Listen to the heart of God in His words; listen to His heart for you; listen to His longing to know you............

Sunday, February 06, 2011

I was watching Day of Discovery this morning. It was about addressing some of the doubts that people have in believing Jesus. One of the things that struck me was the statement "You have to look at the historical facts about Jesus and wrestle with them - he is a living, breathing, documented human who lived and walked this earth and made some claims that you must consider" (my loose interpretation of what was said....).

Some important issues that were raised in that statement. Did Jesus really live? Is he a myth or a philosophy or simply a good man? How seriously do I have to take his claims? A man named Paul Meier went on to make the statement (my translation): Jesus is not some mythical creation of someone's mind. He is not a "philosophy" or a system of religion. You have to wrestle with the facts of Jesus; the historical documentation of what others have said about Him. By extension, you have to wrestle with his claims and his statements.

One of the cool things about this is that God in his divine plan, scripted history in such a way that His words would have external documentation to affirm its validity. I recently read that there was more known documentation of the scriptures than there was of any other historical text or book.
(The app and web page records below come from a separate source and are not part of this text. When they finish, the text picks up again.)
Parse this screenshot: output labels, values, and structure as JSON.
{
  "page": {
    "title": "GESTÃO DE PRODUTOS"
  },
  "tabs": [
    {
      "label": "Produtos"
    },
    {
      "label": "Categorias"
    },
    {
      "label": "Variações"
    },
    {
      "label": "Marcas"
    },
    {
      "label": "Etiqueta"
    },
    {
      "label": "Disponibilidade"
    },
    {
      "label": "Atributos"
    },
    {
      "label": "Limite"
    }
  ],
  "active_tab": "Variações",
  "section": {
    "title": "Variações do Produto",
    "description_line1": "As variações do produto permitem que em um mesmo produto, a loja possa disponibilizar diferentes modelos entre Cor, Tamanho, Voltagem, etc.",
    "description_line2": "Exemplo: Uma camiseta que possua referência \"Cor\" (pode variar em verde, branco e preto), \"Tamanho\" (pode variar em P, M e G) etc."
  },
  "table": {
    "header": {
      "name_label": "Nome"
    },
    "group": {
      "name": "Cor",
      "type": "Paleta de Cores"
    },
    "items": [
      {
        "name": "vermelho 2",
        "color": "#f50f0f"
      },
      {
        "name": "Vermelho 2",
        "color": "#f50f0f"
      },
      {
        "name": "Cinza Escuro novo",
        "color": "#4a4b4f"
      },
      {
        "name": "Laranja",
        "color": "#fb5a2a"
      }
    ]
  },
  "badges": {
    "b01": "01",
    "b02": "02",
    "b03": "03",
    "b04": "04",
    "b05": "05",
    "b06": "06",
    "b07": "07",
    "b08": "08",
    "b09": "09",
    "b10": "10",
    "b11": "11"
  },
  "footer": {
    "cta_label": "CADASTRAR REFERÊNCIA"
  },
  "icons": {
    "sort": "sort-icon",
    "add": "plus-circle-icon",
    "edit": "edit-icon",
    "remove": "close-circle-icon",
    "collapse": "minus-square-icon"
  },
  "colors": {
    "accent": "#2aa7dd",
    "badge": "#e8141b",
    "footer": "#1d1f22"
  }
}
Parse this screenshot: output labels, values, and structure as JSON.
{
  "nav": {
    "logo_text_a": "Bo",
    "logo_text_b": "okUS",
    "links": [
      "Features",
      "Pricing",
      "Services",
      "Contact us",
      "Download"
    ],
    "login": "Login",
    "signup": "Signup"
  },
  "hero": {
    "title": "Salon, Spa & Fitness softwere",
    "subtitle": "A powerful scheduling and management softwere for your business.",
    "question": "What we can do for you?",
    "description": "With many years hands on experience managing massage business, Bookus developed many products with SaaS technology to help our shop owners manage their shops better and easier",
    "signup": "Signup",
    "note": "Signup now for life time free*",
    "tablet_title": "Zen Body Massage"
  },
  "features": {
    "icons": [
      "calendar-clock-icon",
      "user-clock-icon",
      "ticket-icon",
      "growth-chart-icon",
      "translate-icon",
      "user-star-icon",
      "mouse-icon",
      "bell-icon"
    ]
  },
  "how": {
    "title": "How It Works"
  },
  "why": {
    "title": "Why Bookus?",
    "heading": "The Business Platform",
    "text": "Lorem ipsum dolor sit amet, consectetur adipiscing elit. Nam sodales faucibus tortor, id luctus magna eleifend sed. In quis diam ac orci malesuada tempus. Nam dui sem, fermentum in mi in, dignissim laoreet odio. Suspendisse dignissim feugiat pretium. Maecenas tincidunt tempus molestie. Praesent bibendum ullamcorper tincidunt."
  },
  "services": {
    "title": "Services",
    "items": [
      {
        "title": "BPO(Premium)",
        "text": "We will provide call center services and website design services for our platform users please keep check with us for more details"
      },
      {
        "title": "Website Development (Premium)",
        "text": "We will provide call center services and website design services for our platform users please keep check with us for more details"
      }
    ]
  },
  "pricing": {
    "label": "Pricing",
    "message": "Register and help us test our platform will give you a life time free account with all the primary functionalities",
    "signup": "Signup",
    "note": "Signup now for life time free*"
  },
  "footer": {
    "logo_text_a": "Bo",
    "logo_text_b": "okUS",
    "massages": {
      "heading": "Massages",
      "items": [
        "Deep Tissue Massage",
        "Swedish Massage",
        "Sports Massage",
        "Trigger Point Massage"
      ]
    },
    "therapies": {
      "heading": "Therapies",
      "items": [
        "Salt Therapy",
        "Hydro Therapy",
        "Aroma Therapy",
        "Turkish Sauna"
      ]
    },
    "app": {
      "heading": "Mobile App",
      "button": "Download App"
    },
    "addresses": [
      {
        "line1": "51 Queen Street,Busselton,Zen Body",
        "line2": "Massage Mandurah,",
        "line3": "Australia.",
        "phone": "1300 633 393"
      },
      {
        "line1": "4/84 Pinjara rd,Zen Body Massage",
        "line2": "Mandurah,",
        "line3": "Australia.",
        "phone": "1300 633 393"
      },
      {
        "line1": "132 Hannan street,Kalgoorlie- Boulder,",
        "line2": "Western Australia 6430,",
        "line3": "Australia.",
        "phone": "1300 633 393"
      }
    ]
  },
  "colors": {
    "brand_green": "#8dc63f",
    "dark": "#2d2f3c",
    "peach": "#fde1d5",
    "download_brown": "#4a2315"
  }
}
I don't believe God ever intended us to have blind faith. He gave us creation. He gave us a living, breathing, human who walked this planet. He gave us historical documentation in support of his work. He gave us evidence that makes our faith reasonable.